October 22, 2012
Spending watchdog calls for stringent MP scrutiny
By Mark Dunn, Senior National Reporter
OTTAWA - Accusations a former liberal cabinet minister paid for his son's $20,000 wedding tab with government money has renewed calls for recalcitrant MPs to open their office expenses to microscopic scrutiny.
Joe Fontana, now the mayor of London, Ont., is the subject of RCMP queries after QMI Agency reported two Public Works Canada cheques totalling more than $20,000 were cut to pay for a reception in 2005.
On Monday, Fontana used his website to say he's hired a lawyer who has instructed him not to comment until the RCMP complete a preliminary review of the charges.
But a spending watchdog says that while recent changes obligate elected officials to post some of how they spend tax dollars, they are not required to go into detail.
"The Fontana situation is another big example of how the Old Boys network on Parliament Hill looks after its own and keeps the public in the dark," Gregory Thomas of the Canadian Taxpayers Federation said.
Thomas called on MPs to follow the examples of Toronto and Alberta - two jurisdictions that post all invoices to the web as soon as they're paid.
Thomas said "there's no way" it would take so long for Fontana's expenses to become public if a similar system was in place in Ottawa, where even the auditor general can't name and shame MPs or senators who abuse the public purse.
In 2009, British politicians were named in a spending inquiry that led to a major political scandal there. MPs were fired, quit, tried and convicted for spending tax dollars like they were their own - from buying houses to having their moats cleaned.
Two years ago, Nova Scotia was swept up in its own scandal that lead to jail terms for politicians after tax dollars were spent on patio furniture and electronics.

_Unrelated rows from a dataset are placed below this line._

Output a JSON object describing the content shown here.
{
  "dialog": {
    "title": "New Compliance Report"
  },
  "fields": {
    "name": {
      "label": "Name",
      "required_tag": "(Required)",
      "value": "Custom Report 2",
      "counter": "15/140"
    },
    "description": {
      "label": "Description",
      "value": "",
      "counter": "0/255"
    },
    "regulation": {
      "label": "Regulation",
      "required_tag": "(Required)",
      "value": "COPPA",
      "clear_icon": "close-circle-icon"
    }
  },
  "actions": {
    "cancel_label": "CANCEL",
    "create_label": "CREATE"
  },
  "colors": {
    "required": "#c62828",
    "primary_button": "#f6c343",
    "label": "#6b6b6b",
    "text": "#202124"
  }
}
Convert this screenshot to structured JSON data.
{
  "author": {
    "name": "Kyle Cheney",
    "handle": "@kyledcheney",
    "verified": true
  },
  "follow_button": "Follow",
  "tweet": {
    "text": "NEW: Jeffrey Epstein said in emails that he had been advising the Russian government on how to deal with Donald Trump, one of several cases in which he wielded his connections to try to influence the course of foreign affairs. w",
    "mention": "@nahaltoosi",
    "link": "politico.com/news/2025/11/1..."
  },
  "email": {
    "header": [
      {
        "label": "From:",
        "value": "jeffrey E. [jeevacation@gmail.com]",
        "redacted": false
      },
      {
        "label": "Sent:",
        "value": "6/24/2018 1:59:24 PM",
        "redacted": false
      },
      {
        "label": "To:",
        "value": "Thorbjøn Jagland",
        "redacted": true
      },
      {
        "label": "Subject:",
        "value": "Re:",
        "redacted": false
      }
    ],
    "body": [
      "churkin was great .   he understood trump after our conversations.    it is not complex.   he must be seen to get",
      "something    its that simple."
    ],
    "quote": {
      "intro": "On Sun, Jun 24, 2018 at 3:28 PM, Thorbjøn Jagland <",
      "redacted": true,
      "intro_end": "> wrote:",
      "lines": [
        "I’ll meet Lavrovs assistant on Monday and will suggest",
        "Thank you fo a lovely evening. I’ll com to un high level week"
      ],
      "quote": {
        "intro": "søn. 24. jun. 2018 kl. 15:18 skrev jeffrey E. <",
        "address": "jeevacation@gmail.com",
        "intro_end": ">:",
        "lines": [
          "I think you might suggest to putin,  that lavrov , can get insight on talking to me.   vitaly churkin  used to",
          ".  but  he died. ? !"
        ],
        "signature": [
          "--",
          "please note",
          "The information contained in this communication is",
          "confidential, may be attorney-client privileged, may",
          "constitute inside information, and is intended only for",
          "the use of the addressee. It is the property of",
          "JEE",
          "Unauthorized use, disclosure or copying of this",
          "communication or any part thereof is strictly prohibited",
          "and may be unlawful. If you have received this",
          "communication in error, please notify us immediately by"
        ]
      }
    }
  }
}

The most recent case of federal abuse was last year when former Liberal senator Raymond Lavigne was convicted of using thousands of tax dollars to spruce up his lakeside retreat.